The regular release shows which party is attracting more voters and depicts the partisan make-up of different parts of the state.
Looking at figures in the four state Senate Districts in the northern Hudson Valley and Catskills, the number of Democrats rose more than the number of Republicans in all but one. In Republican Sue Serino’s district, which encompasses Dutchess County, more than twice as many of the new enrollments were Democratic than Republican.
The difference was greatest in the 43rd District, represented by Republican Daphne Jordan, where nearly 4,000 of the new enrollments were democratic, while 865 were Republican. These new enrollments push the number of enrolled democrats above the number of enrolled republicans for the first time.
However, in Democratic Senator Jen Metzger’s District, which includes Sullivan County and parts of Orange county, the number of new democratic and republican enrollments were essentially the same.
Looking at the number of new democrats and republicans only gives a partial picture – even though there were far more democrats registered in Serino’s district before the 2018 midterms, she was able to defeat her opponent, Democrat Karen Smythe.
A large portion of voters are “registered independents” – they are registered to vote, but not in any political party. In New York, registered independents more often vote for Republican than Democratic.
A larger proportion of the new enrollments were independents than when compared to new enrollments during the run-up to the 2016 election. In the 39th District, represented by Democrat James Skoufis, there were more new independent enrollments than republican ones, though there are still more total republican enrollments in the district.

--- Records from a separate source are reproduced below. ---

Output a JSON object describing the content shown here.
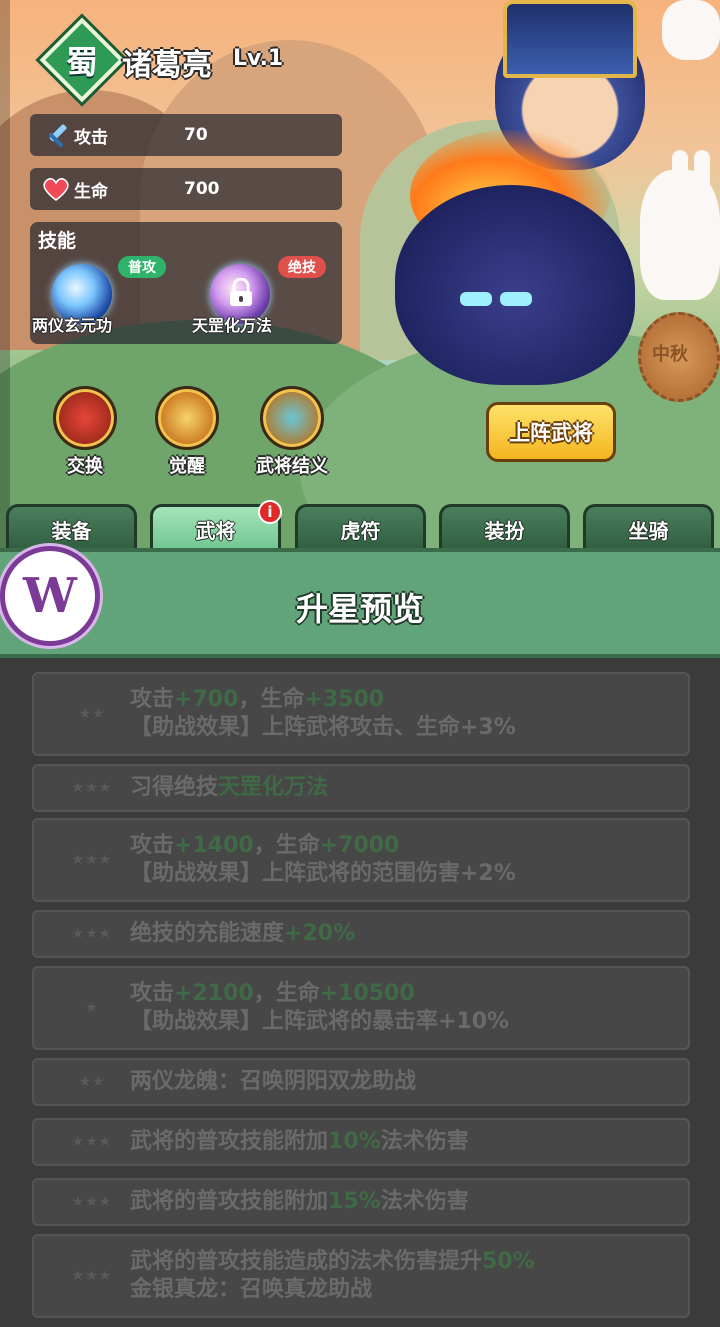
{
  "hero": {
    "faction": "蜀",
    "name": "诸葛亮",
    "level": "Lv.1"
  },
  "stats": {
    "attack_label": "攻击",
    "attack_value": "70",
    "hp_label": "生命",
    "hp_value": "700"
  },
  "skills": {
    "title": "技能",
    "normal_tag": "普攻",
    "ult_tag": "绝技",
    "normal_name": "两仪玄元功",
    "ult_name": "天罡化万法"
  },
  "actions": {
    "swap": "交换",
    "awaken": "觉醒",
    "bond": "武将结义"
  },
  "deploy_button": "上阵武将",
  "mooncake_text": "中秋",
  "tabs": [
    "装备",
    "武将",
    "虎符",
    "装扮",
    "坐骑"
  ],
  "tab_badge": "i",
  "modal": {
    "title": "升星预览",
    "rows": [
      {
        "stars": "★★",
        "line1": [
          "攻击",
          "+700",
          "，生命",
          "+3500"
        ],
        "line2": "【助战效果】上阵武将攻击、生命+3%"
      },
      {
        "stars": "★★★",
        "line1": [
          "习得绝技",
          "天罡化万法"
        ]
      },
      {
        "stars": "★★★",
        "line1": [
          "攻击",
          "+1400",
          "，生命",
          "+7000"
        ],
        "line2": "【助战效果】上阵武将的范围伤害+2%"
      },
      {
        "stars": "★★★",
        "line1": [
          "绝技的充能速度",
          "+20%"
        ]
      },
      {
        "stars": "★",
        "line1": [
          "攻击",
          "+2100",
          "，生命",
          "+10500"
        ],
        "line2": "【助战效果】上阵武将的暴击率+10%"
      },
      {
        "stars": "★★",
        "line1": [
          "两仪龙魄：召唤阴阳双龙助战"
        ]
      },
      {
        "stars": "★★★",
        "line1": [
          "武将的普攻技能附加",
          "10%",
          "法术伤害"
        ]
      },
      {
        "stars": "★★★",
        "line1": [
          "武将的普攻技能附加",
          "15%",
          "法术伤害"
        ]
      },
      {
        "stars": "★★★",
        "line1": [
          "武将的普攻技能造成的法术伤害提升",
          "50%"
        ],
        "line2": "金银真龙：召唤真龙助战"
      }
    ]
  },
  "logo_letter": "W",
  "colors": {
    "accent_green": "#62a479",
    "value_green": "#3f6a45",
    "deploy_gold": "#f3b51f"
  }
}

However, many registered independents will still vote for Democrats, and the make-up of the independent electorate could be significantly different than in years past. Also, the numbers are simply a baseline for the real figures: how many registered voters from each party show up at the polls. Below is a chart with figures culled from the new enrollment numbers with comparisons to past years for your perusal.